Did you know that surety bonds can also be changed/modified, canceled or renewed?
This article will help you glean useful insights in case you are in dire need of a bond modification, cancellation or renewal.
Your existing surety bond can be modified through the issuance of a surety bond rider.
A surety bond rider is a Consent of Surety meaning a bond coverage extension to shoulder obligations for third parties that are conducting operations for the Principal.
Riders can be used to:
- Modify the bond amount (increase or decrease)
- Change the bond’s effective date
- Change the bond number
- Change the name/address of the Principal
- Revise the bond form in a specific language
Sometimes, an Obligee may require a surety bond rider to be issued on their form.
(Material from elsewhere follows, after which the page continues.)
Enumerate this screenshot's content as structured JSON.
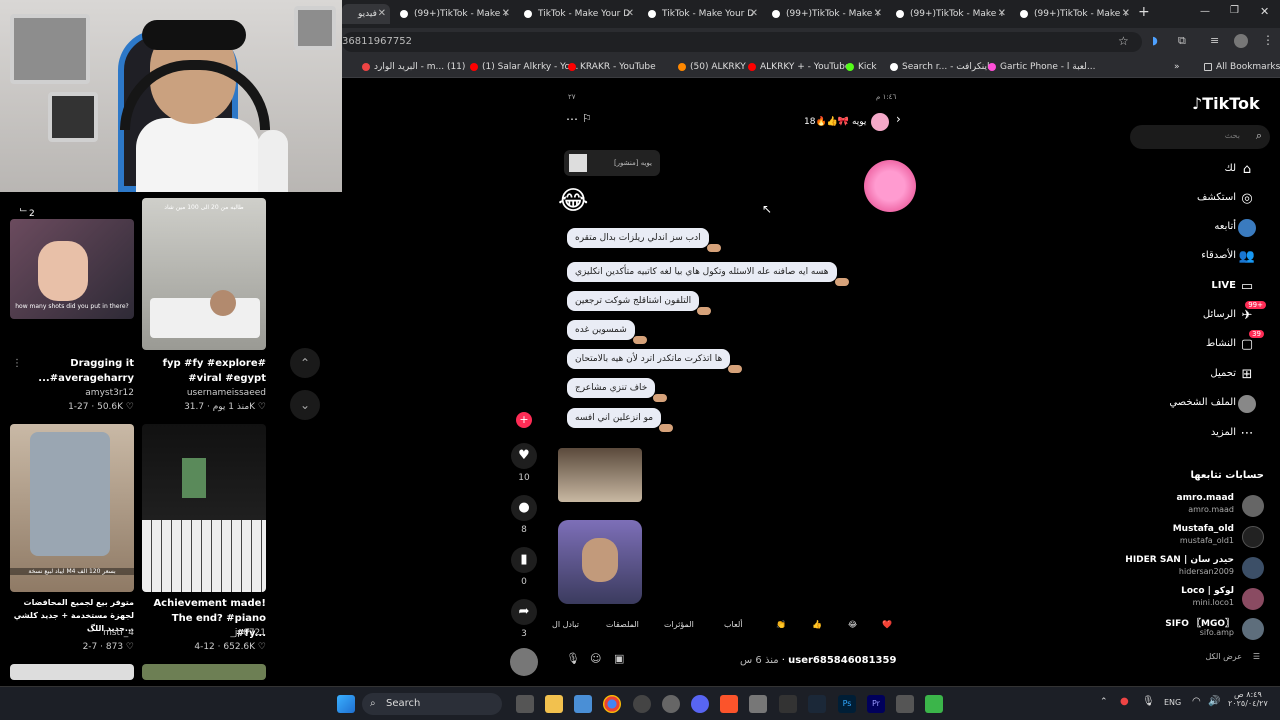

In increasing riders, an underwriting process is required. For decrease riders (may depend on the type of surety bond), the Principal can obtain an accepted copy from the Obligee that indicates they have received and agreed to the decreased surety bond amount.
Typically, there are four ways to cancel a surety bond:
- Upon confirming with the Principal, the Surety sends a notice of cancellation that terminates the bond for a specific date, regulation or statute or terms and conditions specified in the bond form.
- The bond includes an expiration date and automatically is canceled upon expiration. This is called a Term Bond.
- The Obligee sends a release letter stating that the bond can be canceled.
- The Obligee returns the original bond to the Surety
Note: Cancellation requirements may vary based on the bond type.
What does a Surety need to cancel a bond, you may ask?
- Bid Bonds: The bid status is required to close a bid bond.
- Performance/Payment Bonds: Once the Obligee requests a Consent of Surety to the last
payment, the obligation is already regarded as completed wherein the bond can be canceled. The bond may be subject to warranty guarantees that extend after contract completion.
- Supply Bonds: Most sureties consider these as typically non-renewable and automatically cancels at the end of the specified contract term.
These judicial or fiduciary bonds entail a legal affidavit signed by a judge that releases the bond.
If allowed, the court can also return of the originally filed bond.
A Notice of Cancellation from the Principal or a release letter from the Obligee claiming that the bond is no longer required pursues its cancellation of the bond.
Some bonds have an obligation to be renewed every year or every other year as part of the licensing requirement. Renewal bonds and continuation certificates are often issued (typically license and permit bonds for commercial establishments, and court bonds for fiduciaries – guardian, executor, trustee, etc.).
These bonds include the same bond number as the initially posted bond. For instance, Kansas requires a new liquor license tax bond to be filed along with a new license application annually. This type of bond includes a full bond penalty available for each year every time it is issued.
Before committing to a continuation certificate or renewal bond, consult with your surety underwriter to ensure that he/she is in agreement with the renewal or if they need any additional information before the execution of the renewal.
If you need help with the modification, renewal or cancellation of your bond, talk to a surety expert today!